Raymond Ningeocheak’s family in Coral Harbour want him back home from the Embassy West senior living facility in Ottawa.
“He’s not being well taken care of,” said daughter Sarah Netser, who adds that her 80-year-old father would benefit from being around family and having country food.
Ningeocheak served as second vice-president with Nunavut Tunngavik Inc. for many years and has been receiving care in Ottawa for the past year.
The challenge according to Netser is that Ningeocheak’s doctor wants to see the Elder for another appointment before clearing him to leave. Without medical clearance, the Government of Nunavut won’t pay to fly Ningeocheak home. The only other option is his family signing a waiver and finding a way to cover his flights and medical needs themselves.
Without knowing when her father will be able to get this next appointment, Netser wants to find any help she can to get Ningeocheak home in Coral Harbour. She planned to ask NTI and Kivalliq Inuit Association for help, estimating the costs would be upwards of $45,000.

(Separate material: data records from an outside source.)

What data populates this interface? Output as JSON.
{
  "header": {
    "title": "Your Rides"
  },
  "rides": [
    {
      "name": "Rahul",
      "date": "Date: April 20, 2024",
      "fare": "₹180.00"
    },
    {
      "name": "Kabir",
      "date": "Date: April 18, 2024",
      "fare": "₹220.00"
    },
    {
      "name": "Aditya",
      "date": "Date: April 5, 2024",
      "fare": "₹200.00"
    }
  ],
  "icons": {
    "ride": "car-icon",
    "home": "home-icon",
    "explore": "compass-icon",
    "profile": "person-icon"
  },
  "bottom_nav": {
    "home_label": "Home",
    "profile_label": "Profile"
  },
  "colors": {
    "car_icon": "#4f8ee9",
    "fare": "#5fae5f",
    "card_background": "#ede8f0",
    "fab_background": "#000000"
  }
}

“He’s been wanting to go home for a long time,” said Netser.
John Main, minister of health, stated in an email that the Government of Nunavut is unable to comment on individual cases, but explained that if a resident is medically cleared, community health staff work with the family to establish a plan of care based on community capacity and available resources.
In situations where Elders or families choose to continue with repatriation against medical advice, the Home, Community, and Continuing Care division provides the individual with a waiver to sign, which outlines what was determined in the care meeting.

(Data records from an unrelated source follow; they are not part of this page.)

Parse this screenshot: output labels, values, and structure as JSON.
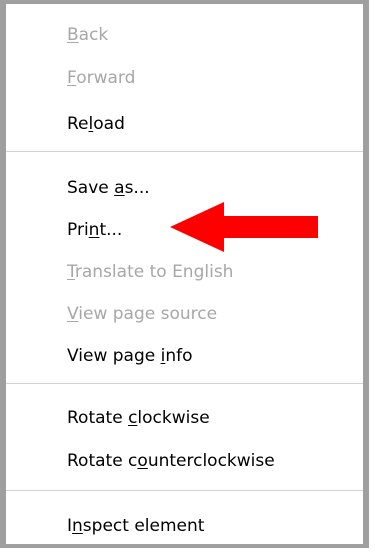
{
  "context_menu": {
    "items": [
      {
        "id": "back",
        "before": "",
        "mnemonic": "B",
        "after": "ack",
        "enabled": false
      },
      {
        "id": "forward",
        "before": "",
        "mnemonic": "F",
        "after": "orward",
        "enabled": false
      },
      {
        "id": "reload",
        "before": "Re",
        "mnemonic": "l",
        "after": "oad",
        "enabled": true
      },
      {
        "id": "save-as",
        "before": "Save ",
        "mnemonic": "a",
        "after": "s...",
        "enabled": true
      },
      {
        "id": "print",
        "before": "Pri",
        "mnemonic": "n",
        "after": "t...",
        "enabled": true
      },
      {
        "id": "translate",
        "before": "",
        "mnemonic": "T",
        "after": "ranslate to English",
        "enabled": false
      },
      {
        "id": "view-source",
        "before": "",
        "mnemonic": "V",
        "after": "iew page source",
        "enabled": false
      },
      {
        "id": "view-info",
        "before": "View page ",
        "mnemonic": "i",
        "after": "nfo",
        "enabled": true
      },
      {
        "id": "rotate-cw",
        "before": "Rotate ",
        "mnemonic": "c",
        "after": "lockwise",
        "enabled": true
      },
      {
        "id": "rotate-ccw",
        "before": "Rotate c",
        "mnemonic": "o",
        "after": "unterclockwise",
        "enabled": true
      },
      {
        "id": "inspect",
        "before": "I",
        "mnemonic": "n",
        "after": "spect element",
        "enabled": true
      }
    ]
  },
  "colors": {
    "arrow": "#ff0000",
    "disabled_text": "#a7a7a7",
    "enabled_text": "#000000",
    "border": "#9f9f9f",
    "divider": "#d3d3d3"
  },
  "annotation": {
    "icon": "red-arrow-icon",
    "points_to": "print"
  }
}
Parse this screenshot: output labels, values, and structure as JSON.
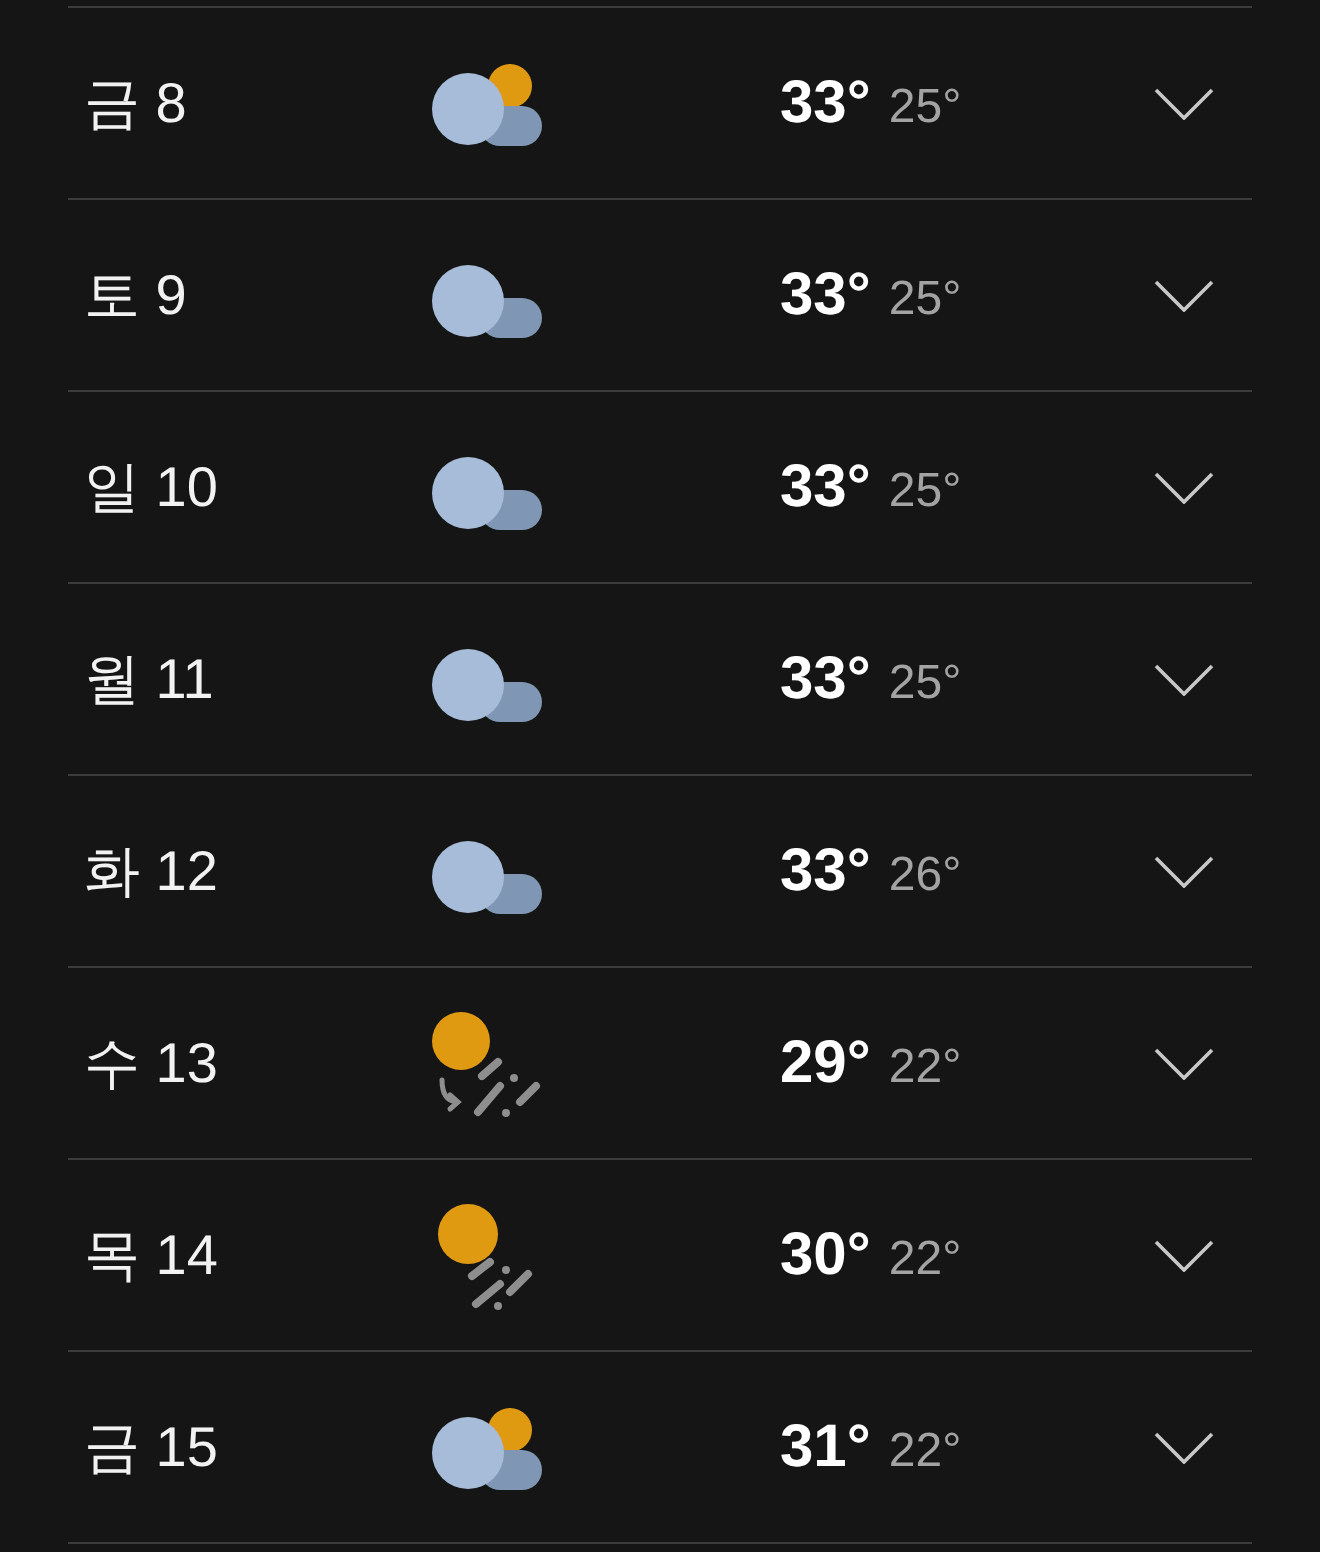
{
  "days": [
    {
      "day": "금 8",
      "kind": "cloud-sun",
      "high": "33°",
      "low": "25°",
      "expanded": false
    },
    {
      "day": "토 9",
      "kind": "cloud",
      "high": "33°",
      "low": "25°",
      "expanded": false
    },
    {
      "day": "일 10",
      "kind": "cloud",
      "high": "33°",
      "low": "25°",
      "expanded": false
    },
    {
      "day": "월 11",
      "kind": "cloud",
      "high": "33°",
      "low": "25°",
      "expanded": false
    },
    {
      "day": "화 12",
      "kind": "cloud",
      "high": "33°",
      "low": "26°",
      "expanded": false
    },
    {
      "day": "수 13",
      "kind": "sun-rain-shift",
      "high": "29°",
      "low": "22°",
      "expanded": false
    },
    {
      "day": "목 14",
      "kind": "sun-rain",
      "high": "30°",
      "low": "22°",
      "expanded": false
    },
    {
      "day": "금 15",
      "kind": "cloud-sun",
      "high": "31°",
      "low": "22°",
      "expanded": false
    }
  ]
}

“If the resident has not been medically cleared, the Government of Nunavut is unable to pay or help the resident return,” stated Main.
“The waiver confirms understanding that the individual was placed in care based on their assessed needs, which cannot be met by the community, and the choice to discharge the individual from the recommended care is against medical advice. Upon signing the waiver, the individual/family assumes responsibility for care and are responsible for arranging repatriation and providing the required care.”
Main went on to emphasize that Elders are placed in out-of-territory care because the available in-territory care and support was determined to be insufficient.
“Repatriation against medical advice comes with increased risk to a client’s health and well-being,” stated Main.